Action item
Among the lines of the records, find all that carry the word "四川双马" and copy them.

Data about app and page elements
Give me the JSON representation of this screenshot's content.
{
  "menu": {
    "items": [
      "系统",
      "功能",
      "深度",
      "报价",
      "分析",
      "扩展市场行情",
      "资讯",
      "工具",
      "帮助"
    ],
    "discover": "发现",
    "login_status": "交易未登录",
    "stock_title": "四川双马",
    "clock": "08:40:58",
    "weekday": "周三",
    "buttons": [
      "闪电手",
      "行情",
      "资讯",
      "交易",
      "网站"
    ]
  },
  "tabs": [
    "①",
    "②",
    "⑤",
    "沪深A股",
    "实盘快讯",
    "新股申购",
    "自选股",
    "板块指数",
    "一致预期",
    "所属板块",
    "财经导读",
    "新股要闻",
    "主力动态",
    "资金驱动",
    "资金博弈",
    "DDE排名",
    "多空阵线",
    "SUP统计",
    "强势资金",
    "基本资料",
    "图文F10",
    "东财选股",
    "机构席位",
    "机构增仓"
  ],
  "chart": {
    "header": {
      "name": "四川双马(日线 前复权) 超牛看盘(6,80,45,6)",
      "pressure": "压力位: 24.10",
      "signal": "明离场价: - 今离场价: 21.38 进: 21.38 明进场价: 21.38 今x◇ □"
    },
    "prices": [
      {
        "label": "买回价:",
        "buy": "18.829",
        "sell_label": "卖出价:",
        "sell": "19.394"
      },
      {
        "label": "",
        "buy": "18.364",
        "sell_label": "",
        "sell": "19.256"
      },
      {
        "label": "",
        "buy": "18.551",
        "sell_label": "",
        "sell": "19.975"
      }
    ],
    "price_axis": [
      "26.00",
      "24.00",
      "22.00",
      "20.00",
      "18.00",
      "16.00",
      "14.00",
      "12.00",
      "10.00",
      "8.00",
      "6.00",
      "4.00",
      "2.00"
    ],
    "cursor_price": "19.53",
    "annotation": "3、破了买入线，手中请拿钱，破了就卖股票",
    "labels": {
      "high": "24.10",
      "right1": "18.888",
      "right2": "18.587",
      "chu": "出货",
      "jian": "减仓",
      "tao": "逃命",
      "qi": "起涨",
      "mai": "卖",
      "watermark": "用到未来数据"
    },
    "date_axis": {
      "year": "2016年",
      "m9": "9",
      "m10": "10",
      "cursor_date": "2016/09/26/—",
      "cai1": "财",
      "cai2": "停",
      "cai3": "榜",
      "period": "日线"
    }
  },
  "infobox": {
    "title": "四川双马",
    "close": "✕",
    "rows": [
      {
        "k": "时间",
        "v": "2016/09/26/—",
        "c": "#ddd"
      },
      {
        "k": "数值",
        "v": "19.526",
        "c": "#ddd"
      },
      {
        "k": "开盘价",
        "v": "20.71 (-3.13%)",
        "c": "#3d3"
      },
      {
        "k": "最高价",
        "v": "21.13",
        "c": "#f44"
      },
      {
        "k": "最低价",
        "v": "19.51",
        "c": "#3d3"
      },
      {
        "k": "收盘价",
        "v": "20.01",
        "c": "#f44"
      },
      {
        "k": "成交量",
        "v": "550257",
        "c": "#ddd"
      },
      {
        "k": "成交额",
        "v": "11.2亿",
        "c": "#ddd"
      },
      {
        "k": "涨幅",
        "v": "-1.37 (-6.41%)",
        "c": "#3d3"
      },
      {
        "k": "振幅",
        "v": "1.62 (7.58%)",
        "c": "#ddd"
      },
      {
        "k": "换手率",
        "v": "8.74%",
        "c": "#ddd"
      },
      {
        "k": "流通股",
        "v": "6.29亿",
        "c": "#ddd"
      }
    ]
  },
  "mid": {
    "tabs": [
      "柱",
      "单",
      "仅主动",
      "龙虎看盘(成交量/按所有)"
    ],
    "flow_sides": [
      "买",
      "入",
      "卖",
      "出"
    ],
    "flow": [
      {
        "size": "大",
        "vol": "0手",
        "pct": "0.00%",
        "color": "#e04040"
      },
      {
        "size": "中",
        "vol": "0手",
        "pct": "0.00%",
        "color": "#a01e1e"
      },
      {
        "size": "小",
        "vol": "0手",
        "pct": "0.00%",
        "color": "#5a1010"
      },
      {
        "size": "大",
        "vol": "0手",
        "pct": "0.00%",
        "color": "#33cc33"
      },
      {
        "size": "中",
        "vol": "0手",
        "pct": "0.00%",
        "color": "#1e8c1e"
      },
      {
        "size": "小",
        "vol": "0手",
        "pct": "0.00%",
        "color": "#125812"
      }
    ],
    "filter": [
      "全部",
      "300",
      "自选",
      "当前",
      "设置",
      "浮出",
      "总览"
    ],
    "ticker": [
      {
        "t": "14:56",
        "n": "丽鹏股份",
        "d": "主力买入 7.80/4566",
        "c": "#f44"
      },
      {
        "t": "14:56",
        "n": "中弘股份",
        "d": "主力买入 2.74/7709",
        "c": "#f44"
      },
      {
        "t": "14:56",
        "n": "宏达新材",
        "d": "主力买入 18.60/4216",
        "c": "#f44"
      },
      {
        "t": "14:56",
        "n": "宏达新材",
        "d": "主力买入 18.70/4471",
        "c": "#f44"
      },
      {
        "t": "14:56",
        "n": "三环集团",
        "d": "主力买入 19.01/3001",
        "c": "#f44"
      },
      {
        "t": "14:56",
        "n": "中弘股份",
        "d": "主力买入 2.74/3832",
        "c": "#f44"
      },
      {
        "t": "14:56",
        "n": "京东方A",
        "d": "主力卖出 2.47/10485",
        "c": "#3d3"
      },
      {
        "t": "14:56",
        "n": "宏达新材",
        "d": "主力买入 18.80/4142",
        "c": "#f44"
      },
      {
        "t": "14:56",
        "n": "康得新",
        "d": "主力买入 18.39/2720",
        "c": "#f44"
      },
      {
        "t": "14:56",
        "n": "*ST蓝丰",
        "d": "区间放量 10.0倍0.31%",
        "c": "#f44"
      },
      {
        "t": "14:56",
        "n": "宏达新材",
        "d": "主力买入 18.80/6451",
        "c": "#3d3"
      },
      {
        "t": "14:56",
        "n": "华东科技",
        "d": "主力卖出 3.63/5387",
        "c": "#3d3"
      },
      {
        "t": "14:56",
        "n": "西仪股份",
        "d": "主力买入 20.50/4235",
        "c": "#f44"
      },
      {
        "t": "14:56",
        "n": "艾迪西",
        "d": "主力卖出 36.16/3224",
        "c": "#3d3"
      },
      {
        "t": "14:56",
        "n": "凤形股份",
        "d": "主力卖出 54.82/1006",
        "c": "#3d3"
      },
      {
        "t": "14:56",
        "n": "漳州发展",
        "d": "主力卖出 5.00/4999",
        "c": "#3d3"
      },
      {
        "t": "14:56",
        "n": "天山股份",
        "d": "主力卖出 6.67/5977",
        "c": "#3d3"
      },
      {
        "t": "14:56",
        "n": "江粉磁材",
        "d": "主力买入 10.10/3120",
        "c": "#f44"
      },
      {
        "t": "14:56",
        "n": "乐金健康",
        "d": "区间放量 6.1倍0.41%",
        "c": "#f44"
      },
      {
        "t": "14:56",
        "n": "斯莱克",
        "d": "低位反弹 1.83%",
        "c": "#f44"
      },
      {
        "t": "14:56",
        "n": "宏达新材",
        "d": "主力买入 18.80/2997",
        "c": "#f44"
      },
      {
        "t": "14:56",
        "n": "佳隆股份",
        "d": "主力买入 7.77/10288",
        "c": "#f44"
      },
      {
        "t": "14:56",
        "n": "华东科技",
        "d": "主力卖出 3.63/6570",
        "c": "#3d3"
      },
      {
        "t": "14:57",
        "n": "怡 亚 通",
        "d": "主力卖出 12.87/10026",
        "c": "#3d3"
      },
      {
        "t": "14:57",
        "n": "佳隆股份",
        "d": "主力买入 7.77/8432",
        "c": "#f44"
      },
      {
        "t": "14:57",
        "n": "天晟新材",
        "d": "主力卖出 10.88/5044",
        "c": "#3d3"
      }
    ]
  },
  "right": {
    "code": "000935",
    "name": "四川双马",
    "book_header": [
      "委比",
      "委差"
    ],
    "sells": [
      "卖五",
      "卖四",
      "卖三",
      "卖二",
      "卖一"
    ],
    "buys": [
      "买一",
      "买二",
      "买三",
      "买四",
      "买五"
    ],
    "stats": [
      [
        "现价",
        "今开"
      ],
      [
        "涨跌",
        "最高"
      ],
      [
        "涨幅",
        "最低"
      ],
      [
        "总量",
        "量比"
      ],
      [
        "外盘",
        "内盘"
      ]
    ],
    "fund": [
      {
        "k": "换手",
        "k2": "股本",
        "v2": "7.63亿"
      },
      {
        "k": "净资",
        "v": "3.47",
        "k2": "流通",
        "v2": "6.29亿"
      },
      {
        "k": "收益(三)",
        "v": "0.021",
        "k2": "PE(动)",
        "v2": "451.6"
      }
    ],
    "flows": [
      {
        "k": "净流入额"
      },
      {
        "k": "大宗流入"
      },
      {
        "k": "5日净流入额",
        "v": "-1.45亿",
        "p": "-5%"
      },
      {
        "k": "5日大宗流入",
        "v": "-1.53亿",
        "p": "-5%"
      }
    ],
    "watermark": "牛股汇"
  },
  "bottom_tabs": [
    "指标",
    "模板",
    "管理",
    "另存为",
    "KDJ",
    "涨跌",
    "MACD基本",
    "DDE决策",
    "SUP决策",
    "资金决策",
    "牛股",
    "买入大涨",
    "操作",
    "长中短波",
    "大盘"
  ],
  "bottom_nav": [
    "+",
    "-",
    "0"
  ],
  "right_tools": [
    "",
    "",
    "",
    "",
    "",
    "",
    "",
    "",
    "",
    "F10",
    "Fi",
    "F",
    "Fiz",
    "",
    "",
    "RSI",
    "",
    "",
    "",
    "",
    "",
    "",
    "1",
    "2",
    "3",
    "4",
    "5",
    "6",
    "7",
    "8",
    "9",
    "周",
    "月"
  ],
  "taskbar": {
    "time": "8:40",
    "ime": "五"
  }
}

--

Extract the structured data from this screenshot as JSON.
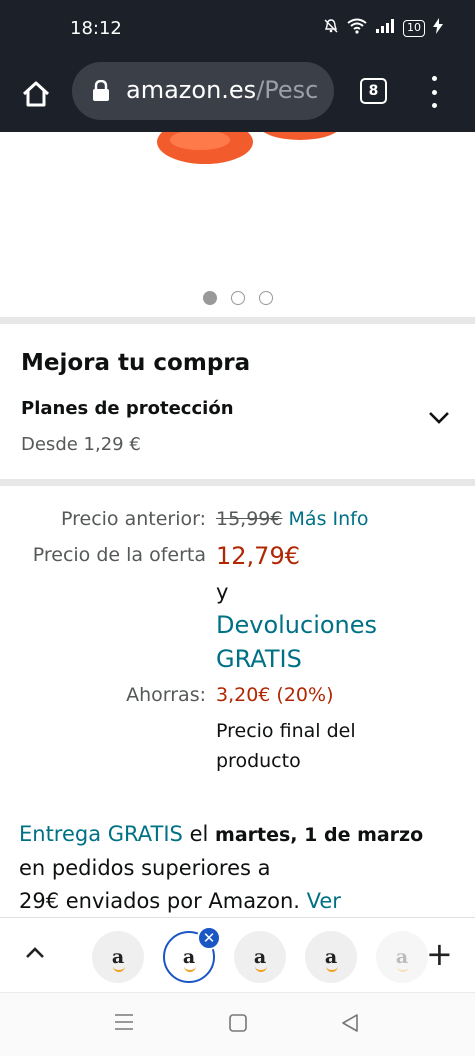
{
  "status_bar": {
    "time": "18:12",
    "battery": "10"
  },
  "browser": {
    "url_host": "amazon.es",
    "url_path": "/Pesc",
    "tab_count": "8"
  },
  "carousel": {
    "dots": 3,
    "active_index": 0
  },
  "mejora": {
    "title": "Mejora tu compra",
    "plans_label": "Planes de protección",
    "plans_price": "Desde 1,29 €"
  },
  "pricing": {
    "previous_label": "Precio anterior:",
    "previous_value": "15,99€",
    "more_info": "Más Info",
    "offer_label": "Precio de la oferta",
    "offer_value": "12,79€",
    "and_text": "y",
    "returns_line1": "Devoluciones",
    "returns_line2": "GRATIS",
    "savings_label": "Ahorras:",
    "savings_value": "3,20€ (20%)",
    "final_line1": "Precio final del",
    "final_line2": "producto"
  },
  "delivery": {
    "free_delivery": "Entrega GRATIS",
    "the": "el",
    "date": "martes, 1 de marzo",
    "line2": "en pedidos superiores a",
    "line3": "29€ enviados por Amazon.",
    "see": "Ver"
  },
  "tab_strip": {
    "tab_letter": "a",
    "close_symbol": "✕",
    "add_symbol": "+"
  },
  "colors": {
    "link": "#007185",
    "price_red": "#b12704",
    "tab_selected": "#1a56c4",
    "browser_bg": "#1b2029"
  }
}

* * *

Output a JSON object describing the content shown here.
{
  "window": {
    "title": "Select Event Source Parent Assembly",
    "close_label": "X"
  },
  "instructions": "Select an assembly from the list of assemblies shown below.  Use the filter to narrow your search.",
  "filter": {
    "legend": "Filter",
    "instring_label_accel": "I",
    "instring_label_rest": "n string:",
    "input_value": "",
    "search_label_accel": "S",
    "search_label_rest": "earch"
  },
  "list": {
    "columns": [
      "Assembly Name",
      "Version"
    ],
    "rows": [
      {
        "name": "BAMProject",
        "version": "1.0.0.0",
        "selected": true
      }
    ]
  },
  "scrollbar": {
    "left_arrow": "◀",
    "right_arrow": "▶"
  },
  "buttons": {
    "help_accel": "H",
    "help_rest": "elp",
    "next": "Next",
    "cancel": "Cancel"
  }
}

Task output
    "stock_title": "四川双马",
      "name": "四川双马(日线 前复权) 超牛看盘(6,80,45,6)",
    "title": "四川双马",
    "name": "四川双马",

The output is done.